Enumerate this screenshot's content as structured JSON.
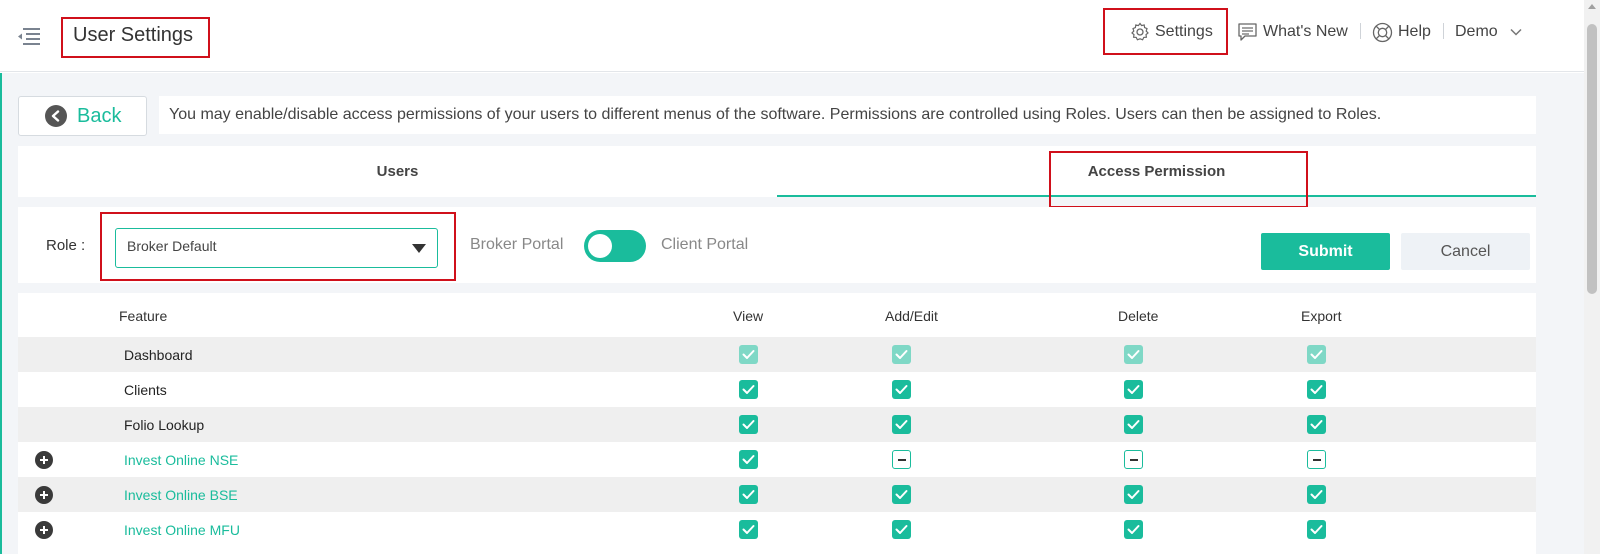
{
  "header": {
    "title": "User Settings",
    "nav": {
      "settings": "Settings",
      "whats_new": "What's New",
      "help": "Help",
      "user": "Demo"
    }
  },
  "toolbar": {
    "back_label": "Back",
    "info_text": "You may enable/disable access permissions of your users to different menus of the software. Permissions are controlled using Roles. Users can then be assigned to Roles."
  },
  "tabs": [
    {
      "label": "Users",
      "active": false
    },
    {
      "label": "Access Permission",
      "active": true
    }
  ],
  "role_bar": {
    "role_label": "Role :",
    "role_value": "Broker Default",
    "broker_portal": "Broker Portal",
    "client_portal": "Client Portal",
    "toggle_on": true,
    "submit_label": "Submit",
    "cancel_label": "Cancel"
  },
  "permissions": {
    "columns": [
      "Feature",
      "View",
      "Add/Edit",
      "Delete",
      "Export"
    ],
    "rows": [
      {
        "feature": "Dashboard",
        "expandable": false,
        "view": "disabled",
        "add_edit": "disabled",
        "delete": "disabled",
        "export": "disabled"
      },
      {
        "feature": "Clients",
        "expandable": false,
        "view": "checked",
        "add_edit": "checked",
        "delete": "checked",
        "export": "checked"
      },
      {
        "feature": "Folio Lookup",
        "expandable": false,
        "view": "checked",
        "add_edit": "checked",
        "delete": "checked",
        "export": "checked"
      },
      {
        "feature": "Invest Online NSE",
        "expandable": true,
        "view": "checked",
        "add_edit": "partial",
        "delete": "partial",
        "export": "partial"
      },
      {
        "feature": "Invest Online BSE",
        "expandable": true,
        "view": "checked",
        "add_edit": "checked",
        "delete": "checked",
        "export": "checked"
      },
      {
        "feature": "Invest Online MFU",
        "expandable": true,
        "view": "checked",
        "add_edit": "checked",
        "delete": "checked",
        "export": "checked"
      }
    ]
  },
  "colors": {
    "accent": "#1abc9c",
    "highlight": "#d0101b"
  }
}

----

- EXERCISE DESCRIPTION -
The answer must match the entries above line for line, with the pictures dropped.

- FINAL ANSWER -
Enumerate this screenshot's content as structured JSON.
{
  "header": {
    "title": "User Settings",
    "nav": {
      "settings": "Settings",
      "whats_new": "What's New",
      "help": "Help",
      "user": "Demo"
    }
  },
  "toolbar": {
    "back_label": "Back",
    "info_text": "You may enable/disable access permissions of your users to different menus of the software. Permissions are controlled using Roles. Users can then be assigned to Roles."
  },
  "tabs": [
    {
      "label": "Users",
      "active": false
    },
    {
      "label": "Access Permission",
      "active": true
    }
  ],
  "role_bar": {
    "role_label": "Role :",
    "role_value": "Broker Default",
    "broker_portal": "Broker Portal",
    "client_portal": "Client Portal",
    "toggle_on": true,
    "submit_label": "Submit",
    "cancel_label": "Cancel"
  },
  "permissions": {
    "columns": [
      "Feature",
      "View",
      "Add/Edit",
      "Delete",
      "Export"
    ],
    "rows": [
      {
        "feature": "Dashboard",
        "expandable": false,
        "view": "disabled",
        "add_edit": "disabled",
        "delete": "disabled",
        "export": "disabled"
      },
      {
        "feature": "Clients",
        "expandable": false,
        "view": "checked",
        "add_edit": "checked",
        "delete": "checked",
        "export": "checked"
      },
      {
        "feature": "Folio Lookup",
        "expandable": false,
        "view": "checked",
        "add_edit": "checked",
        "delete": "checked",
        "export": "checked"
      },
      {
        "feature": "Invest Online NSE",
        "expandable": true,
        "view": "checked",
        "add_edit": "partial",
        "delete": "partial",
        "export": "partial"
      },
      {
        "feature": "Invest Online BSE",
        "expandable": true,
        "view": "checked",
        "add_edit": "checked",
        "delete": "checked",
        "export": "checked"
      },
      {
        "feature": "Invest Online MFU",
        "expandable": true,
        "view": "checked",
        "add_edit": "checked",
        "delete": "checked",
        "export": "checked"
      }
    ]
  },
  "colors": {
    "accent": "#1abc9c",
    "highlight": "#d0101b"
  }
}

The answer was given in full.